Singapore Telecommunications, commonly known as SingTel, is island-state Singapore's oldest telco of nearly 130 years.
The company has a history that traces back to 1879 when Singapore became one of the first cities in Asia to have telephone services--three years after the technology was patented by Alexander Graham Bell.
The telco's monopoly ended when the local telecommunications market was fully liberalized in April 2000, but today, it still holds the No. 1 spot in the Singapore market. SingTel offers a range of telecommunications and networking services, such as Internet access, fixed line telephony and mobile phone.

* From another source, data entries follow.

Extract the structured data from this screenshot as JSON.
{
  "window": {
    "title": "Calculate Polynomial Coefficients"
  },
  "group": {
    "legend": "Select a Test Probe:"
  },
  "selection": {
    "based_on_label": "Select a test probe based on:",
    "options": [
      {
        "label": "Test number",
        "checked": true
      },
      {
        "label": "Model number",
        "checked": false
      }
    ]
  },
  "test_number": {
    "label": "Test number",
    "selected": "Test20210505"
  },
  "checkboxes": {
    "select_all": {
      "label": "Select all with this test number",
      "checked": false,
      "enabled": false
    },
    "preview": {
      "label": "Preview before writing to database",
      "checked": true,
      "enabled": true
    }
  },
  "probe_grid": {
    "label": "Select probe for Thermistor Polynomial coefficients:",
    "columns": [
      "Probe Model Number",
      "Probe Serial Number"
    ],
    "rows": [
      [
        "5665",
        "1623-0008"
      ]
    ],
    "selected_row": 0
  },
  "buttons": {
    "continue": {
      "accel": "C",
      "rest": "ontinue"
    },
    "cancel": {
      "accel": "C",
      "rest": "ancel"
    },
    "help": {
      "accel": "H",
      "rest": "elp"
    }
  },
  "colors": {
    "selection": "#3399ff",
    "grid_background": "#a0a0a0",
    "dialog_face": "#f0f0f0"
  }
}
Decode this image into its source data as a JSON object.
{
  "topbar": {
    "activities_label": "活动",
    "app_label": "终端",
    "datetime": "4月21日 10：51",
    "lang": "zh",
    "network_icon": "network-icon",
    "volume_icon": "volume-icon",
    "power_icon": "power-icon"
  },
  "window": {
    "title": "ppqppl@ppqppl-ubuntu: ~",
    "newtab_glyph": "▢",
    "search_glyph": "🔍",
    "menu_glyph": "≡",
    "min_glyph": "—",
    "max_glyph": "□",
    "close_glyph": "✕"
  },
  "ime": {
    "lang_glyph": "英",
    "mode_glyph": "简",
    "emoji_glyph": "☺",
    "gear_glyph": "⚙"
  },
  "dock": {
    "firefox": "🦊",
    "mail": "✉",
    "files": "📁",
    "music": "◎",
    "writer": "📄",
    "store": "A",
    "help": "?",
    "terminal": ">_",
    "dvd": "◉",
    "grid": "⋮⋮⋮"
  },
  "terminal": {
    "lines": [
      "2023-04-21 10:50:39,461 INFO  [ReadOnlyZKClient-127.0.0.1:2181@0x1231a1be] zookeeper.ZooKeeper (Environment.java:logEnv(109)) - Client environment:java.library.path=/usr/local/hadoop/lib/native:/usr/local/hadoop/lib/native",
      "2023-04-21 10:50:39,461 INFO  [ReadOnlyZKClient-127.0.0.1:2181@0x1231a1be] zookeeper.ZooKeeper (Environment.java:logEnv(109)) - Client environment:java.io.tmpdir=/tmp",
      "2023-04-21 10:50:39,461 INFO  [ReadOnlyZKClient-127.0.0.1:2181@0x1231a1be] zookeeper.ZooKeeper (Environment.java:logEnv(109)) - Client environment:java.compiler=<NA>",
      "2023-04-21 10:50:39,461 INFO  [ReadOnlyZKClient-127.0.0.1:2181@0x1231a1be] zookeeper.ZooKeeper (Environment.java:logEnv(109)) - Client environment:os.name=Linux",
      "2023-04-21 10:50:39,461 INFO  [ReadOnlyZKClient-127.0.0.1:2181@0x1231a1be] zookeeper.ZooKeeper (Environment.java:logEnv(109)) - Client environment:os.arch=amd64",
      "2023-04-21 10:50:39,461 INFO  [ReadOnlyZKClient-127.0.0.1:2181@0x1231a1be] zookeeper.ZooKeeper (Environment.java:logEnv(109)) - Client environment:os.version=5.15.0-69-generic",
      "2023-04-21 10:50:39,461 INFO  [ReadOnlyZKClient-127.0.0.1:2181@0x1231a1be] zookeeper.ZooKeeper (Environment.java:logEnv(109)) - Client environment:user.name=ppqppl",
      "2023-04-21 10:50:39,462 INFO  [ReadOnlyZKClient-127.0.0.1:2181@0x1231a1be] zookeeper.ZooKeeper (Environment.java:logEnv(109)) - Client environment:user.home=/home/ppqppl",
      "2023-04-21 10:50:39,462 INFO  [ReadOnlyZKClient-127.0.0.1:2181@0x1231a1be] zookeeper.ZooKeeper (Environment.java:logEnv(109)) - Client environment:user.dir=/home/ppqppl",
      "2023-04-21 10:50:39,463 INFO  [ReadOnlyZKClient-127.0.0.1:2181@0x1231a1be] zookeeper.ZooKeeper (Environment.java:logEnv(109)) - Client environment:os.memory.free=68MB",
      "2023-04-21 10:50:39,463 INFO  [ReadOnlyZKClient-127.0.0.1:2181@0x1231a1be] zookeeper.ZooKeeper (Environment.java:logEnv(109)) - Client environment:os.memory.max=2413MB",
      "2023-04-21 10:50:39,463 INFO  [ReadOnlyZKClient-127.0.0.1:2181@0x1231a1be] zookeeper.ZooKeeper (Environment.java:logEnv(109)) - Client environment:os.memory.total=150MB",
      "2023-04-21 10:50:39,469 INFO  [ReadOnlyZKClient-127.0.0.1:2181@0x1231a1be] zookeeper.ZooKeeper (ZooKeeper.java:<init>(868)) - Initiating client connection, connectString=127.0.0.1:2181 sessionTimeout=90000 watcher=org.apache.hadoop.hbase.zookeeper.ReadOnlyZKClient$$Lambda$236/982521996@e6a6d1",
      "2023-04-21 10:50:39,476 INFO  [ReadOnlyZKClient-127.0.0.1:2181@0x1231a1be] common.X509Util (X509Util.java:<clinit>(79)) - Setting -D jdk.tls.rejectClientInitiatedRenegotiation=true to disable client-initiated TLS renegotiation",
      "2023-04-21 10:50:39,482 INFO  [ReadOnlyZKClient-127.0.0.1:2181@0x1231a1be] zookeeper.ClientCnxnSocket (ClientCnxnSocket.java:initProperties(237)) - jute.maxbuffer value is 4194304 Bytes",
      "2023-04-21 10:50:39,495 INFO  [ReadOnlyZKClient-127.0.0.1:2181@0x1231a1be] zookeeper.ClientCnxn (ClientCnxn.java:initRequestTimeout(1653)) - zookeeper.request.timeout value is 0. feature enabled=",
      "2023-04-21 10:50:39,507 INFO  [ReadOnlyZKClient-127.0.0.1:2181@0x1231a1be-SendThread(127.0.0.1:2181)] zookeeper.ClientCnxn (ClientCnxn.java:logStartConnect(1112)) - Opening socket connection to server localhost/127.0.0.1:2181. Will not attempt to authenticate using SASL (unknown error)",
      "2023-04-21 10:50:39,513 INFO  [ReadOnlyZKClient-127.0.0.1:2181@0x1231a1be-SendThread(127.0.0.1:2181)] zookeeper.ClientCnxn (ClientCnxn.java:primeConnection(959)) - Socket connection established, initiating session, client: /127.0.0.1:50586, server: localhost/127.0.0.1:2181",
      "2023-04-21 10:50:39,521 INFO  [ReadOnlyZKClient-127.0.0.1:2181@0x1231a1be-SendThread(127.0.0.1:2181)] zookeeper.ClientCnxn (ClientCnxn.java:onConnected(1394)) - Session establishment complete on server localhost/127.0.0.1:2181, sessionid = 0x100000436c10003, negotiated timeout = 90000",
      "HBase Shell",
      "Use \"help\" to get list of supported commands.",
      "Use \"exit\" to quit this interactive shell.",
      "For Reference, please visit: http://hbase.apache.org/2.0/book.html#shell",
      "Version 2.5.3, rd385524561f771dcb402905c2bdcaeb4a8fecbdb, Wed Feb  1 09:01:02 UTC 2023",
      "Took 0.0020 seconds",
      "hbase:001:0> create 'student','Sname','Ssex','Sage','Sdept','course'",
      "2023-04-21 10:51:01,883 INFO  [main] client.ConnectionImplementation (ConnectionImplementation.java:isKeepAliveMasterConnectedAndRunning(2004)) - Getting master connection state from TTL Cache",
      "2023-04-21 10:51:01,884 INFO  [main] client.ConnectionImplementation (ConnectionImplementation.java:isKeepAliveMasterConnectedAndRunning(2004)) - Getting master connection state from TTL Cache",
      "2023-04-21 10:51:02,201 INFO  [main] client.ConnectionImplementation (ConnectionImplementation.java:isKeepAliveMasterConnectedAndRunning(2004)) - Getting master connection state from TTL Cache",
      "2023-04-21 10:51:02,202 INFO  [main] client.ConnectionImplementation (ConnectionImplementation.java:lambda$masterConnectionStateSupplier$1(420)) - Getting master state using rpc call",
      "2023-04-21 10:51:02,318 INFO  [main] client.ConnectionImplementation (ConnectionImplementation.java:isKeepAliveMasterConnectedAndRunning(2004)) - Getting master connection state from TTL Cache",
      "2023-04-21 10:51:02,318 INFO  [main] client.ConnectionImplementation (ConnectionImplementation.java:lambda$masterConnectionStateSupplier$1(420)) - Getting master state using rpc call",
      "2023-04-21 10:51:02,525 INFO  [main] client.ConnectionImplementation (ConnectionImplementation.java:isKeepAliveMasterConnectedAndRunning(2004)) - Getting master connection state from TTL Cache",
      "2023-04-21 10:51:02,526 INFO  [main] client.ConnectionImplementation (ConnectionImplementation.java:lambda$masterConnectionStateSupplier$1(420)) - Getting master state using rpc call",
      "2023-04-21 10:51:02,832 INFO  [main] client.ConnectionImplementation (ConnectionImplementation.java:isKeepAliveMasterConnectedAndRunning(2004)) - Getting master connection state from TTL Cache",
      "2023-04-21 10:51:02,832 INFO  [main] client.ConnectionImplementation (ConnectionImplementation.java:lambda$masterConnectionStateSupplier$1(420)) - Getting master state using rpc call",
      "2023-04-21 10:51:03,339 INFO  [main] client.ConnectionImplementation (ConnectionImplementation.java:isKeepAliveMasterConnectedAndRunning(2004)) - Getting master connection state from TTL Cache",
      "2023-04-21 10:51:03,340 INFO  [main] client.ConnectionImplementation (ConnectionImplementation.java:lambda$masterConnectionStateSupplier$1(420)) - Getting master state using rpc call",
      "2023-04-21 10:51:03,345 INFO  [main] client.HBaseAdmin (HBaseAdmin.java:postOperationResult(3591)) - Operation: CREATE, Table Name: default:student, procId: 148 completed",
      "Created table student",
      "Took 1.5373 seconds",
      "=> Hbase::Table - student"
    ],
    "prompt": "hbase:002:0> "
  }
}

The Singaporean telco's ventures abroad have also borne fruit. Aside from a 100 percent owndership of Australia-based Optus, SingTel also has stakes in Thailand's Advanced Info Service, India's Bharti Group, Philippines' Globe Telecom, Bangladesh's Pacific Bangladesh Telecom, Indonesia's Telkomsel and Pakistan's Warid Telecom.